[Collected data]

========================

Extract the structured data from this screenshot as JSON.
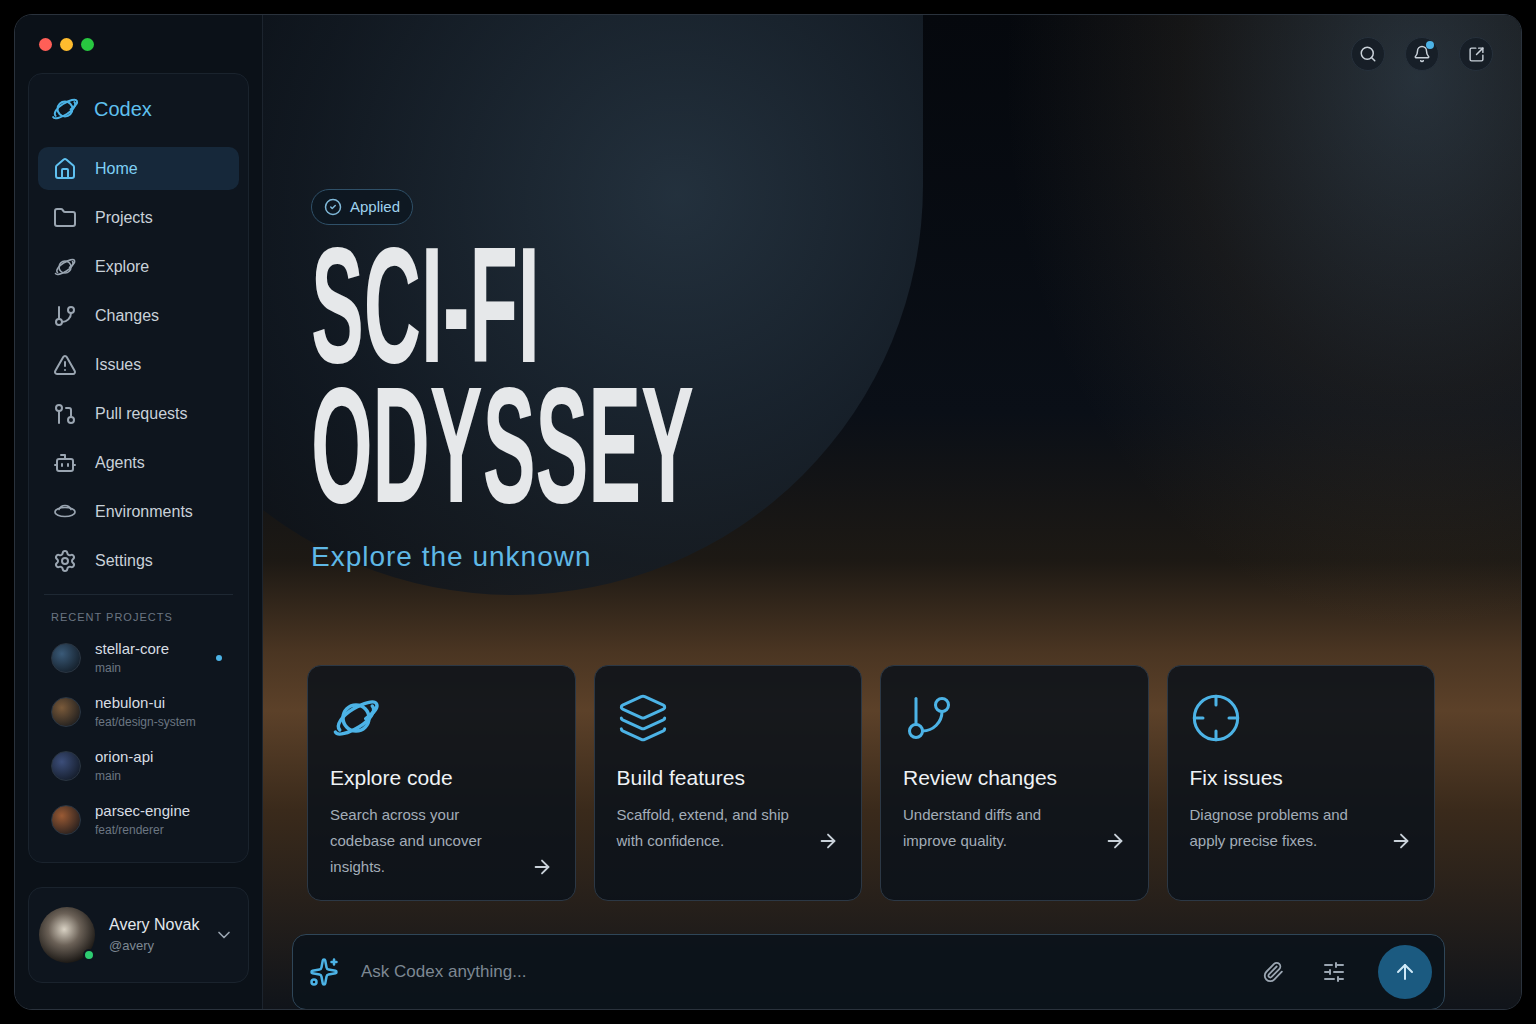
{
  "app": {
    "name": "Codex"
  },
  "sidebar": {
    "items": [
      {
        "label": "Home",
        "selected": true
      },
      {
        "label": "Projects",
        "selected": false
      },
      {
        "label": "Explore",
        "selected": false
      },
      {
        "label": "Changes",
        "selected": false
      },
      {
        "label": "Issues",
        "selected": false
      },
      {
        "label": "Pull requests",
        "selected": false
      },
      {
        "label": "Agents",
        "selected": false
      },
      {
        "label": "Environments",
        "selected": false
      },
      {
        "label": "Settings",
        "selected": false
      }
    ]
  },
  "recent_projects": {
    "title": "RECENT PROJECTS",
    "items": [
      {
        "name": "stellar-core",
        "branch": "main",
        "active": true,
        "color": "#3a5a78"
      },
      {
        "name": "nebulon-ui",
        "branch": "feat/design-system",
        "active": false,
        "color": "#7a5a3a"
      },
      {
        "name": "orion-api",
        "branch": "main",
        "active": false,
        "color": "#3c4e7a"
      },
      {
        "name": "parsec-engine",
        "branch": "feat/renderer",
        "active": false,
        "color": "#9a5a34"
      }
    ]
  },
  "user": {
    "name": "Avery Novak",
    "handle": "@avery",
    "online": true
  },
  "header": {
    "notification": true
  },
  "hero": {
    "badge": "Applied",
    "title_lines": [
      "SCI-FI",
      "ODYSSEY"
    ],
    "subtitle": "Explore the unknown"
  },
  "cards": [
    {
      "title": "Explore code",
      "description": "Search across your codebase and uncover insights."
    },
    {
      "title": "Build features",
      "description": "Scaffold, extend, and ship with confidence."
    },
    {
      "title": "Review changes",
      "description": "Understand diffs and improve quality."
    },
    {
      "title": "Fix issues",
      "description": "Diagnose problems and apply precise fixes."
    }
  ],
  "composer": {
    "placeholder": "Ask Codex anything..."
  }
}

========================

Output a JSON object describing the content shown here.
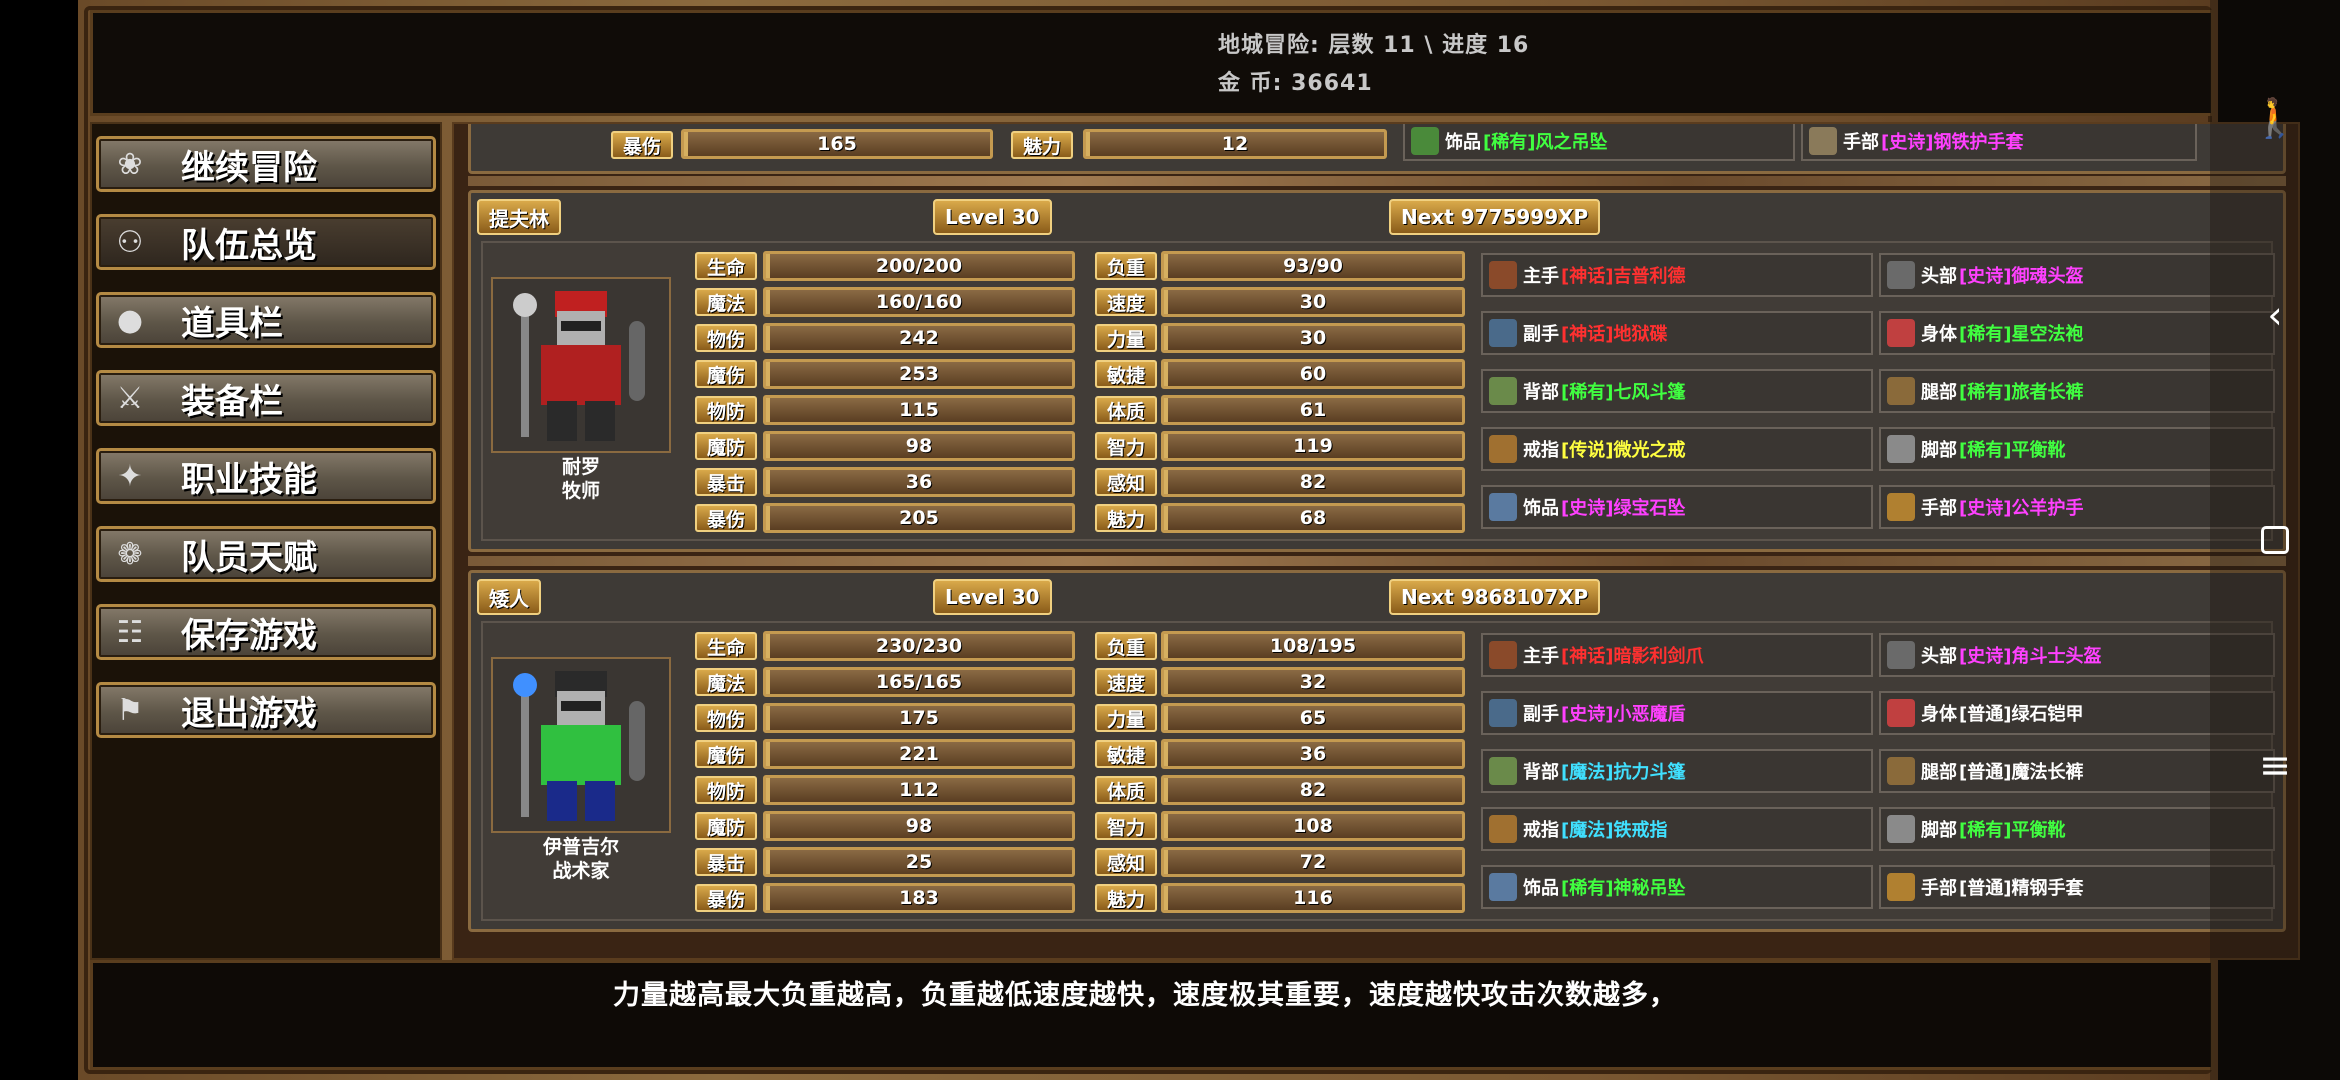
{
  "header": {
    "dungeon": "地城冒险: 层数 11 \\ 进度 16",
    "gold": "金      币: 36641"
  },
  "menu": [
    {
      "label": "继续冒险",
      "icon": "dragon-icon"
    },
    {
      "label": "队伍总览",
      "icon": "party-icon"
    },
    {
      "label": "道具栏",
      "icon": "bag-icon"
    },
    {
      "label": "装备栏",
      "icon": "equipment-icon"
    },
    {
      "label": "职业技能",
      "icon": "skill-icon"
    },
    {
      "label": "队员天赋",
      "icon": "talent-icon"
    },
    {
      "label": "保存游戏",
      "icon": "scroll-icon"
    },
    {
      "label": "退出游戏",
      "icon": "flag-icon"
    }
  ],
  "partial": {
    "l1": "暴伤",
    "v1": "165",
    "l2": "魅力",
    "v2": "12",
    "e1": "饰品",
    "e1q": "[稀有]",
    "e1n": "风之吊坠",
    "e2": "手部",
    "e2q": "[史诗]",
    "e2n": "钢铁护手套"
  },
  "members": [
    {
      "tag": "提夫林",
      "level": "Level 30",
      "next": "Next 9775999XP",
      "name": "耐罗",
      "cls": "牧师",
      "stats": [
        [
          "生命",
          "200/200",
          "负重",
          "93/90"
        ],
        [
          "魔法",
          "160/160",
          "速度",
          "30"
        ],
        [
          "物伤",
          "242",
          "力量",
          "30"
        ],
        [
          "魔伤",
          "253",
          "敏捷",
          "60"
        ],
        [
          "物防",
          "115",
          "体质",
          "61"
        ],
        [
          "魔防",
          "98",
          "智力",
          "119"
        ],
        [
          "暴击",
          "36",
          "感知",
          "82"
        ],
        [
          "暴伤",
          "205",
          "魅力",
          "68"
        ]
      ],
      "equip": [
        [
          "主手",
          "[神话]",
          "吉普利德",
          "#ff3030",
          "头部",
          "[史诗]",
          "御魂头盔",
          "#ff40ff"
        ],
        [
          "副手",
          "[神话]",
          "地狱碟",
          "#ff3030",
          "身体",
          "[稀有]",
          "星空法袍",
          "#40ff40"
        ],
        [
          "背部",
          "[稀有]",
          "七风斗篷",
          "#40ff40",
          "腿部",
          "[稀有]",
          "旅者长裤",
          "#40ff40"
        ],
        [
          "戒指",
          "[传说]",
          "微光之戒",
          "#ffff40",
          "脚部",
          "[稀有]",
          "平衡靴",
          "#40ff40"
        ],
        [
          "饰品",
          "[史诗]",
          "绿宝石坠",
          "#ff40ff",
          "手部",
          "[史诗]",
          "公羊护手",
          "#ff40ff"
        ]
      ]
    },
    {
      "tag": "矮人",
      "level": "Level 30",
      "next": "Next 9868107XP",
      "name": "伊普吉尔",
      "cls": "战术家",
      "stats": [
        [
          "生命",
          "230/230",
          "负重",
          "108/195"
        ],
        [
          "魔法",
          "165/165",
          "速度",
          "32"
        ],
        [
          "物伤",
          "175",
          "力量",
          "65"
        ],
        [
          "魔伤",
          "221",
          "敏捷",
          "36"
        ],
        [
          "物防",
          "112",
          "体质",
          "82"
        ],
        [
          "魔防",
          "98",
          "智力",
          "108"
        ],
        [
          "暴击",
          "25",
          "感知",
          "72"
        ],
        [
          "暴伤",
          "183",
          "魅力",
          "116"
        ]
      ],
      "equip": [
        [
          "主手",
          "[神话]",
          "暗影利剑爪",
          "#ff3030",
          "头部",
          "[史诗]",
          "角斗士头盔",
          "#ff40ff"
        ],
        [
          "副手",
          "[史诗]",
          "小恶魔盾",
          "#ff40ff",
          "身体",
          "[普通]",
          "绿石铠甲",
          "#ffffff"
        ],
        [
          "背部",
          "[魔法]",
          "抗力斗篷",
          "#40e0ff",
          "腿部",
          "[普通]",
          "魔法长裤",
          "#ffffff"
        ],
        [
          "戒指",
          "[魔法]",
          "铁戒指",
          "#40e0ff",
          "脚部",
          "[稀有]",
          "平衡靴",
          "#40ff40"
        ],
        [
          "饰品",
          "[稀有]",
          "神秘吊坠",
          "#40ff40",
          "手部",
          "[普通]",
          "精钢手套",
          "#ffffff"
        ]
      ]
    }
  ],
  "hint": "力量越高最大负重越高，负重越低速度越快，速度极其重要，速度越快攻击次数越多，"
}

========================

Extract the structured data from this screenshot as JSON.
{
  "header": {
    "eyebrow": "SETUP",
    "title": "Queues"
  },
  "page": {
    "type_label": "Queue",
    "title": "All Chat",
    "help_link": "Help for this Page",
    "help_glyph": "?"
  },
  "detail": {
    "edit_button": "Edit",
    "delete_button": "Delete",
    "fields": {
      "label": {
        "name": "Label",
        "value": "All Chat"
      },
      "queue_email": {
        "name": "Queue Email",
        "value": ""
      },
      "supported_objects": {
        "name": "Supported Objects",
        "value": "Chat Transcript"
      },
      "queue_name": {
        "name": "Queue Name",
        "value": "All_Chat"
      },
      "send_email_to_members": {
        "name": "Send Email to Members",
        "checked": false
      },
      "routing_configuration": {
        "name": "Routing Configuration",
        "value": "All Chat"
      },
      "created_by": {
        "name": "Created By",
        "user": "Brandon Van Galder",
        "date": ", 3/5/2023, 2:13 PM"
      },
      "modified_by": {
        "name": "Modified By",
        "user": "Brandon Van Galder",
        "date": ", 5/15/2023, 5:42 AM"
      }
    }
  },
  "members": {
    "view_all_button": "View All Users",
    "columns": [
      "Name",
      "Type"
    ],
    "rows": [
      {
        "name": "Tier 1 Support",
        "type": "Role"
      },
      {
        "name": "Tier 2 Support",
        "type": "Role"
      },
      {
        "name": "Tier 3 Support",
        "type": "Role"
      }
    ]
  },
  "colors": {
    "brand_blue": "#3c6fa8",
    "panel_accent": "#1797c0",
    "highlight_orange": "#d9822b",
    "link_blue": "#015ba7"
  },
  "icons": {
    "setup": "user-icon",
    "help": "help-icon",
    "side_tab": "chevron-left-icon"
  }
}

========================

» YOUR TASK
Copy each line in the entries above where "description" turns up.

» EXERCISE RESULT
      "description": "Search across your codebase and uncover insights."
      "description": "Scaffold, extend, and ship with confidence."
      "description": "Understand diffs and improve quality."
      "description": "Diagnose problems and apply precise fixes."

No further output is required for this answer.